The biggest misconception about working at a tech company is that it is just free meals and perks. Working for a company that is building an industry as it grows is demanding. It is tough, and quite a bit is expected of you.
How can the tech industry become more inclusive?
It’s important that everyone understands this is something we all should be working on and something for which we are all responsible. We are better as a company and as a society when we realize that diversity is one of our country’s greatest strengths.
With that said, inclusion is messy and not simple. There are those who see me as black, as a woman, and as a mother of small children, and who will judge me and my work product with attention to those identities. That can be tough. But I know that it is these identities — being black, being a woman, and being a mother — that makes me an asset in the workplace. And I’m proud of that.
Part of being an inclusive work environment is recognizing the value of having different types of people around the table, thinking together – that’s where the best ideas come in.
This is important to me. I work to ensure that wherever I am, everyone gets an opportunity and has a voice. Whether that is through hiring, mentoring, or just meeting with folks to have an informal chat about my experiences.
I am proud that the leadership at Uber has spent a lot of time reflecting on what more we can do as a company to be better in this space. And we’ve made many new, long-term commitments to drive this work forward both inside and outside the company, and I look forward to seeing a meaningful change to propel inclusivity.
What obstacles have you faced in your career? And specifically as a woman of color?
I have been underestimated many, many times. But I don’t let that get in the way of how I think of myself, or what I know I can do. Do I think that I have not faced racism or sexism? Of course not, but I will not be held down by what others think of me. It’s not always easy, but that’s why having a great support system is so important.

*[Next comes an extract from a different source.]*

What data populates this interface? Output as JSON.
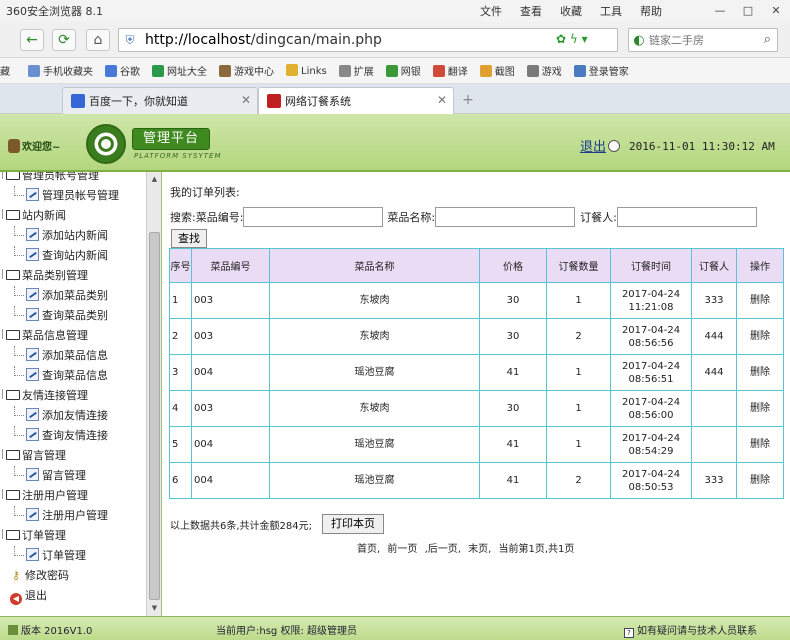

What is the best career advice you’ve received? Who gave it to you and why is it still relevant today?
I am always asking folks for advice, on how they achieved something and what lessons they have learned. I have received so many great pieces of wisdom, but I keep these two ideas with me:
- Eunice Shriver shared that it’s important to understand that you can’t have it all — at least not at one time. If you are lucky, you can have a great deal over a lifetime. That’s something I think about a lot.
- Who you choose as your partner is as much a determining factor for your success as anything you do. I am constantly reminded of how lucky I am to have a truly supportive partner.
Who are your biggest cheerleaders/support system?
My family. The one I was born with — I have two sisters and a brother — and a whole host of friends that have become family over my lifetime. Some I have known since college, some I met at NBC, some from Google. In a short time, I have been at Uber, I have expanded my family even more!
Do you have a role model in the industry or a mentor?
My mom and dad, and Maria Shriver. My parents raised four kids with a lot less than I have and no help. Yet, I have three phenomenal siblings who are each good people and my best friends. Maria has taught me loads, both through our many conversations and through example — how she lives her life.
What do you enjoy doing in your spare time?
I have to admit that my spare time is pretty limited these days, but being there to share mornings, meals, and evenings with my kids and my husband is how I’d always choose to spend my spare time.
Hilary Sheinbaum is an author, journalist and speaker in New York City. Her book The Dry Challenge: How to Lose the Booze for Dry January, Sober October, and Any Other Alcohol-Free Month (HarperCollins) is available for pre-sale and will be published Dec. 29, 2020.